Spring is a time of agony and ecstasy. The garden is gloriously alive and the
blossoms appearing everywhere are a promise of delicious fruit to come. Ecstasy. Then suddenly the winds start and the blossoms are blown away. Agony. As I try and prepare for our family’s food security into the future, wind is one of our biggest threats. Dust borne diseases are also carried by wind and in the disaster planning taking place for our area, it is expected that wind will cause more damage to humans than fire (and, of course, wind is what drives fires and can make them so lethal). I’ve been learning about the absolute necessity of building dense windbreaks around every house to reduce disease (which is filtered out by small furry leaved plants), to protect property from wind damage and to create the microclimates necessary for successfully growing food. Sydney once had a Green Zone for these very reasons, but it’s now been cut down by developers. Continue reading →
Camellia in our Spring Garden
The challenges we are facing with global warming, peak oil, flu epidemics, collapsing stock markets, and mounting stress appear insurmountable. These are all complex problems. Is there any way to build immunity and to survive these diseases of our contemporary world and the illness threatening our planet?
After 2 years of exhaustive research I’ve come to only one solution for all of the above – slow down and reduce consumption.
And so I’ve “stopped work” and not written for almost a week. It is Spring and it’s time to start anew – time to enjoy the garden and to plant for the future. Continue reading →
This morning I woke to discover that all my veges had disappeared under snow. I didn’t really mind – it was so beautiful. The thing that did bother me was reading the debate between Clive Hamilton and George Monbiot and watching the replay of last night’s Lateline Business interview on Peak Oil.
When Lateline’s Ali Moore asked Dr Bezdek what the impetus would be “for people to wake up and say we must do this now, not tomorrow, but now?” I think she was voicing, in her cool Lateline Business sort of way, what so many of us are feeling, in a hot emotional sort of way. A combination of despair and disbelief that the information is there, we know we are running out of time and yet there still seems to be so much denial and inertia. You feel like shaking people and screaming out “how much clearer do we need to spell it out!” Continue reading →

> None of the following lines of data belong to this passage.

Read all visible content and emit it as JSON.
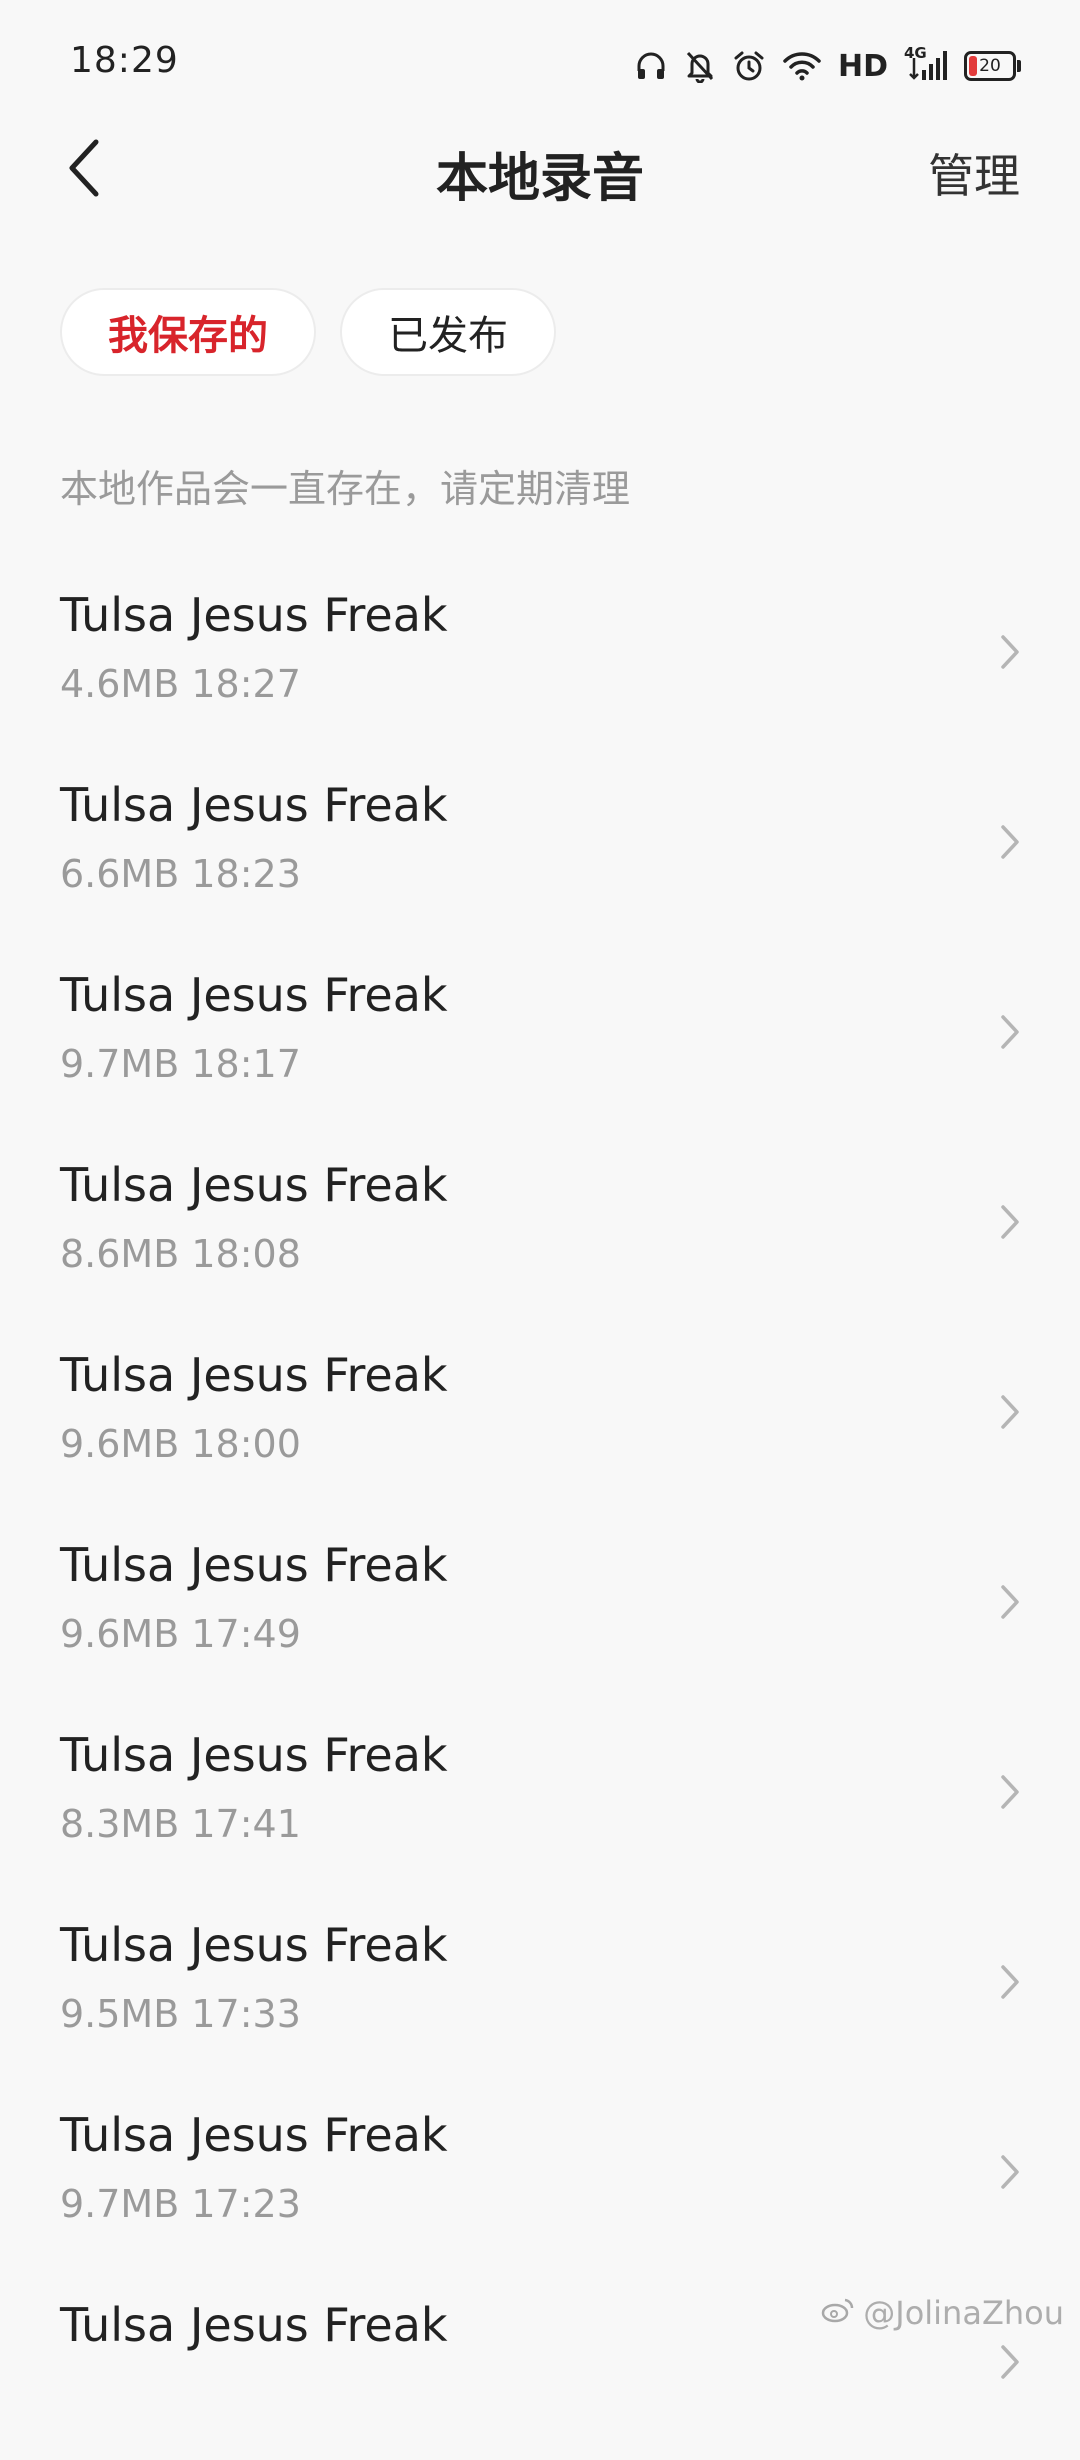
{
  "status_bar": {
    "time": "18:29",
    "network_label": "HD",
    "signal_label": "4G",
    "battery_level": "20",
    "icons": [
      "headphones-icon",
      "bell-off-icon",
      "alarm-icon",
      "wifi-icon",
      "signal-icon",
      "battery-icon"
    ]
  },
  "header": {
    "title": "本地录音",
    "manage_label": "管理",
    "back_icon": "chevron-left-icon"
  },
  "tabs": [
    {
      "label": "我保存的",
      "active": true
    },
    {
      "label": "已发布",
      "active": false
    }
  ],
  "notice": "本地作品会一直存在，请定期清理",
  "recordings": [
    {
      "title": "Tulsa Jesus Freak",
      "meta": "4.6MB 18:27"
    },
    {
      "title": "Tulsa Jesus Freak",
      "meta": "6.6MB 18:23"
    },
    {
      "title": "Tulsa Jesus Freak",
      "meta": "9.7MB 18:17"
    },
    {
      "title": "Tulsa Jesus Freak",
      "meta": "8.6MB 18:08"
    },
    {
      "title": "Tulsa Jesus Freak",
      "meta": "9.6MB 18:00"
    },
    {
      "title": "Tulsa Jesus Freak",
      "meta": "9.6MB 17:49"
    },
    {
      "title": "Tulsa Jesus Freak",
      "meta": "8.3MB 17:41"
    },
    {
      "title": "Tulsa Jesus Freak",
      "meta": "9.5MB 17:33"
    },
    {
      "title": "Tulsa Jesus Freak",
      "meta": "9.7MB 17:23"
    },
    {
      "title": "Tulsa Jesus Freak",
      "meta": ""
    }
  ],
  "watermark": "@JolinaZhou",
  "colors": {
    "accent": "#d8242b",
    "background": "#f8f8f8",
    "secondary_text": "#9a9a9a"
  }
}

Original screenprint by Francis Phoenix
I grew up with a mother who taught me about knitting, crocheting and wearing aprons. In the last few years I’ve done a small amount of knitting but no crochet and no aprons. Today, however, I wore my mother’s old suede suit and there’s nothing like a suede suit to make you think of wearing an apron in the kitchen. It made me realise how slack I’d become about clothes. Instead of protecting my clothes while cooking I’ve just thrown them into the wash if they got dirty – my rationale: something’s going to get dirty and need washing – your clothes or your apron so why bother? Continue reading →

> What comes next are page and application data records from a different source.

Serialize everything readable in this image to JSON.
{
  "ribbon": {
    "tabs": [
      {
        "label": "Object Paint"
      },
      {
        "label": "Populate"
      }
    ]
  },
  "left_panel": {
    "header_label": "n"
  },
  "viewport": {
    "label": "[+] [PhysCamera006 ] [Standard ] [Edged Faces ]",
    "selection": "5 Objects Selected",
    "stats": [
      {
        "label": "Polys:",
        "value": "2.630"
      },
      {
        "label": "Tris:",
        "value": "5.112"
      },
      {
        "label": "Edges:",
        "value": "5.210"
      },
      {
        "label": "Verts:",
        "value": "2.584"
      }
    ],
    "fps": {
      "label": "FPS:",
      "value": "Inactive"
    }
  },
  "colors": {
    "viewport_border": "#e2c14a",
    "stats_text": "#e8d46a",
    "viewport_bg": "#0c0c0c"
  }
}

I have two little boys who are passionate about origami. I have, however, been angsting over how to feed their origami habit without starving the environment of trees. Suddenly it came to me, and this morning I strolled up to the Neighbourhood Centre with an old Oprah magazine my sister once bought me. I was able to use their guillotine to cut up the magazine and create new origami paper. Within minutes it yielded over 300 pieces of beautiful origami paper, each a unique piece in itself.
Continue reading →

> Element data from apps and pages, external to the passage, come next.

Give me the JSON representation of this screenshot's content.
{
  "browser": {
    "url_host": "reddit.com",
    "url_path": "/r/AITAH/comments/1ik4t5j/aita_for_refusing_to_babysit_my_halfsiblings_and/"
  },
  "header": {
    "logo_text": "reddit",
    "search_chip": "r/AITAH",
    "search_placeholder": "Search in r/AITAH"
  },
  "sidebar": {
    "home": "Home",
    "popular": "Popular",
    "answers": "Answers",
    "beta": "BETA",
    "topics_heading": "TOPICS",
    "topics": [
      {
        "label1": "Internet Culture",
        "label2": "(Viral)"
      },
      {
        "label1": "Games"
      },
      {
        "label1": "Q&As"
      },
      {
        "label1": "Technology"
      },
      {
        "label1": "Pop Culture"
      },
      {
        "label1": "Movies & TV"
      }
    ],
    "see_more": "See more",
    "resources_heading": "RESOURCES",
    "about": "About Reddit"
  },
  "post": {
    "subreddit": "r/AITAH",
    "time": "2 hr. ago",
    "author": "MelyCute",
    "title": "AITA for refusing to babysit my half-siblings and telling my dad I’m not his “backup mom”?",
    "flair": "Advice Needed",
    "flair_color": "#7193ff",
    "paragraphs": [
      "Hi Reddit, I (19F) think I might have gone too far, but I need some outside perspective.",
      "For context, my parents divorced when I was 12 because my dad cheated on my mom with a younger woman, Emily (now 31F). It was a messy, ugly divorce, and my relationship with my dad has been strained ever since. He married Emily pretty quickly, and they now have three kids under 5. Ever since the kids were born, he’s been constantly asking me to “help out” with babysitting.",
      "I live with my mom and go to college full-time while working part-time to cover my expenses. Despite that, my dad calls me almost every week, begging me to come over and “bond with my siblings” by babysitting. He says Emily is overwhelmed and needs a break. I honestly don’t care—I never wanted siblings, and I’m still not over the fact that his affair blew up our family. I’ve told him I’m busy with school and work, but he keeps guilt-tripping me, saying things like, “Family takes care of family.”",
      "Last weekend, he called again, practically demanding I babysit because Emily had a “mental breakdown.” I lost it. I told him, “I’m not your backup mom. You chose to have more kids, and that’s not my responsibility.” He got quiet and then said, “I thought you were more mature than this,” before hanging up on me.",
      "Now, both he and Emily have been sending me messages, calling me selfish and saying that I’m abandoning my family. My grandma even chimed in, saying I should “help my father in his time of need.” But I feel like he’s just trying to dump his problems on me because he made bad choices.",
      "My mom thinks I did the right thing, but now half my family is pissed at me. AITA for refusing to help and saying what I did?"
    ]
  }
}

Every day I angst about our car. We bought it new before I had any idea of how “they” had let the pollution of our world get away from us. Back in the days when I still honestly believed that “they” would always look after us. Now “I’m” stuck with a car that has higher CO2 emissions than I feel remotely comfortable with. Its value dropped as soon as we left the showroom and we can’t afford to trade it in on a Prius. So, every day I angst about our car. Continue reading →